[[ PROVIDED INFORMATION open ]]
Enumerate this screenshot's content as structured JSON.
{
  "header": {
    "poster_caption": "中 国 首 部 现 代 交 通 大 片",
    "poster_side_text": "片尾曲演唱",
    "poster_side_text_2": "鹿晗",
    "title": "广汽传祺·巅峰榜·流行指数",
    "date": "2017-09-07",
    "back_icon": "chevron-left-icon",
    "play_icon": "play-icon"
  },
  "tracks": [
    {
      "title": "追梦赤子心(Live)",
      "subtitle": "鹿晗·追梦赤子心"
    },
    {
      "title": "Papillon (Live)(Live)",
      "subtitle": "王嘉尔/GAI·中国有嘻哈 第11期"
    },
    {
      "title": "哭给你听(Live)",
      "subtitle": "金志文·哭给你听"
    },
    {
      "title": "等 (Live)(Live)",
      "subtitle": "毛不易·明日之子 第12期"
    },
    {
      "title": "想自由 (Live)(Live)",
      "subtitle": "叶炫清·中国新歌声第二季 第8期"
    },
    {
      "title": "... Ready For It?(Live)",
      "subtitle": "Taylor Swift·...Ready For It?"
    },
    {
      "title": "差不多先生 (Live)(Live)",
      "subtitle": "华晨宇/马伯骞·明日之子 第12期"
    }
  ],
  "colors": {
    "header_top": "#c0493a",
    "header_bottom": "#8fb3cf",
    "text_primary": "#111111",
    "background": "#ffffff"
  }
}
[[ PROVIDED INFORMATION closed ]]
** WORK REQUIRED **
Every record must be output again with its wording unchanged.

** ANSWER TO THIS EXERCISE **
Enumerate this screenshot's content as structured JSON.
{
  "header": {
    "poster_caption": "中 国 首 部 现 代 交 通 大 片",
    "poster_side_text": "片尾曲演唱",
    "poster_side_text_2": "鹿晗",
    "title": "广汽传祺·巅峰榜·流行指数",
    "date": "2017-09-07",
    "back_icon": "chevron-left-icon",
    "play_icon": "play-icon"
  },
  "tracks": [
    {
      "title": "追梦赤子心(Live)",
      "subtitle": "鹿晗·追梦赤子心"
    },
    {
      "title": "Papillon (Live)(Live)",
      "subtitle": "王嘉尔/GAI·中国有嘻哈 第11期"
    },
    {
      "title": "哭给你听(Live)",
      "subtitle": "金志文·哭给你听"
    },
    {
      "title": "等 (Live)(Live)",
      "subtitle": "毛不易·明日之子 第12期"
    },
    {
      "title": "想自由 (Live)(Live)",
      "subtitle": "叶炫清·中国新歌声第二季 第8期"
    },
    {
      "title": "... Ready For It?(Live)",
      "subtitle": "Taylor Swift·...Ready For It?"
    },
    {
      "title": "差不多先生 (Live)(Live)",
      "subtitle": "华晨宇/马伯骞·明日之子 第12期"
    }
  ],
  "colors": {
    "header_top": "#c0493a",
    "header_bottom": "#8fb3cf",
    "text_primary": "#111111",
    "background": "#ffffff"
  }
}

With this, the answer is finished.